References
  1. ^ "This Year in Review: 1998". World Socialist Web Site. International Committee of the Fourth International. Archived from the original on May 20, 2016. Retrieved November 26, 2018.
  2. ^ "Keith Jones and the Socialist Alternative – Kingstonist". Kingstonist. April 10, 2010. Archived from the original on October 24, 2017. Retrieved October 23, 2017.
  3. ^ "Welcome the redesigned World Socialist Web Site". World Socialist Web Site. ICFI. Archived from the original on November 30, 2008. Retrieved April 18, 2009.
  4. ^ correspondents, Our. "David North speaks in Berlin on the 15th anniversary of the World Socialist Web Site". www.wsws.org. WSWS. Retrieved May 3, 2021.
  5. ^ Mazhar, Fatimah, "World's Most Widely Accessed Socialist Website Defends Edward Snowden", Carbonated.TV, archived from the original on March 5, 2016, retrieved February 20, 2016
  6. ^ Reporter, Ben Rosenfeld Daily Staff. "IYSSE members discuss Manning imprisonment following rally". The Michigan Daily. Retrieved May 14, 2020.
  7. ^ "WikiLeaks founder Julian Assange rape allegations: What's behind them?". Hot Topics. September 1, 2010. Archived from the original on October 24, 2017. Retrieved October 23, 2017.
  8. ^ Elliott, Tim (May 5, 2010). "Hunt was up against civil rights arguments". The Sydney Morning Herald. Archived from the original on October 23, 2017. Retrieved October 2, 2017.
  9. ^ ""Fake news" or free speech: Is Google cracking down on left media?". Salon. October 18, 2017. Archived from the original on October 24, 2017. Retrieved October 23, 2017.
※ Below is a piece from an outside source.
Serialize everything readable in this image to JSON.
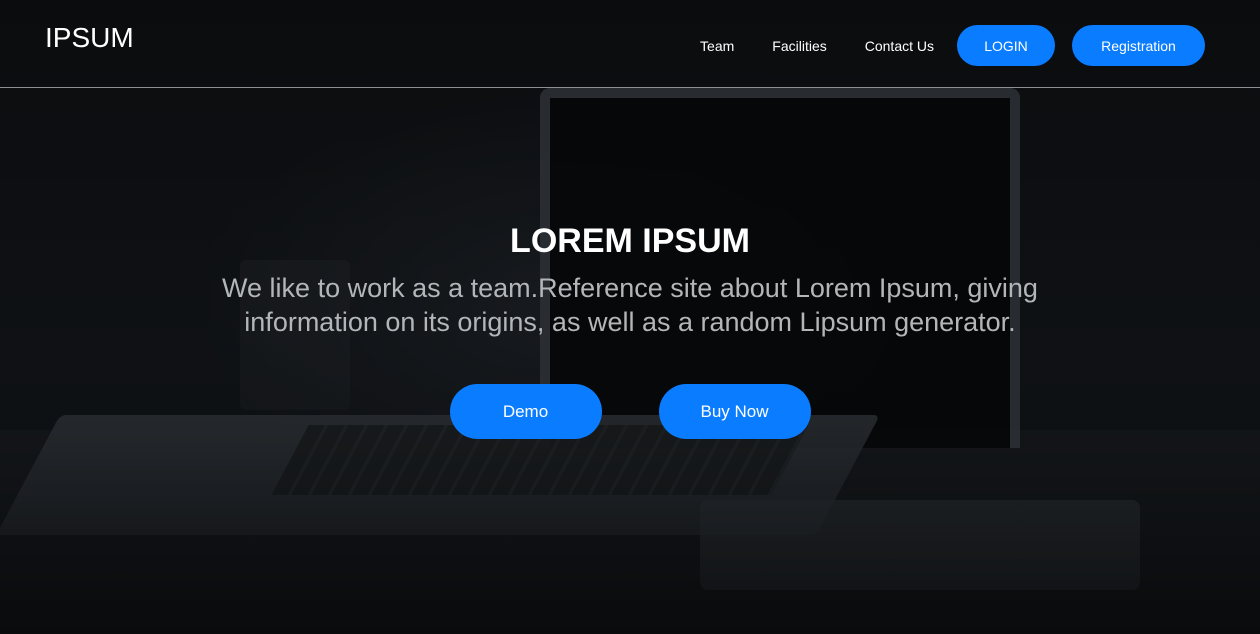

  10. ^ "IYSSE facilitates campus discussion about socialism". The South End. Archived from the original on October 23, 2017. Retrieved October 23, 2017.
  11. ^ "Socialists to protest in defense of Detroit's DIA Friday, day after EM Orr tells business leaders he was once 'somewhat of a Socialist' himself". MLive.com. Archived from the original on October 23, 2017. Retrieved October 23, 2017.
  12. ^ "Google Censors Block Access to CounterPunch and Other Progressive Sites". www.counterpunch.org. August 9, 2017. Archived from the original on August 14, 2017. Retrieved August 14, 2017.
  13. ^ "Is "Fake News" Scare Being Used to Stifle Dissent? | Accuracy.Org". Institute for Public Accuracy. Archived from the original on October 23, 2017. Retrieved October 23, 2017.
  14. ^ "The Dawn of an Orwellian Future". Consortiumnews. July 28, 2017. Archived from the original on October 24, 2017. Retrieved October 23, 2017.
  15. ^ a b Wakabayashi, Daisuke (September 26, 2017). "As Google Fights Fake News, Voices on the Margins Raise Alarm". The New York Times. ISSN 0362-4331. Archived from the original on January 13, 2018. Retrieved January 13, 2018.
  16. ^ Sheffield, Matthew (October 18, 2017). "'Fake news' or free speech: Is Google cracking down on left media?". Salon. Archived from the original on January 13, 2018. Retrieved January 13, 2018.
  17. ^ "Documentarian John Pilger issues statement of support for January 16 webinar, 'Organizing resistance to Internet censorship'website=World Socialist Web Site". ICFI. January 11, 2018. Archived from the original on January 11, 2018. Retrieved January 13, 2018.
External links
Last edited on 3 May 2021, at 22:06
Content is available under CC BY-SA 3.0 unless otherwise noted.
Privacy policy
Terms of Use
Desktop
HomeRandomNearbyLog inSettingsDonateAbout WikipediaDisclaimers
LanguageWatchEdit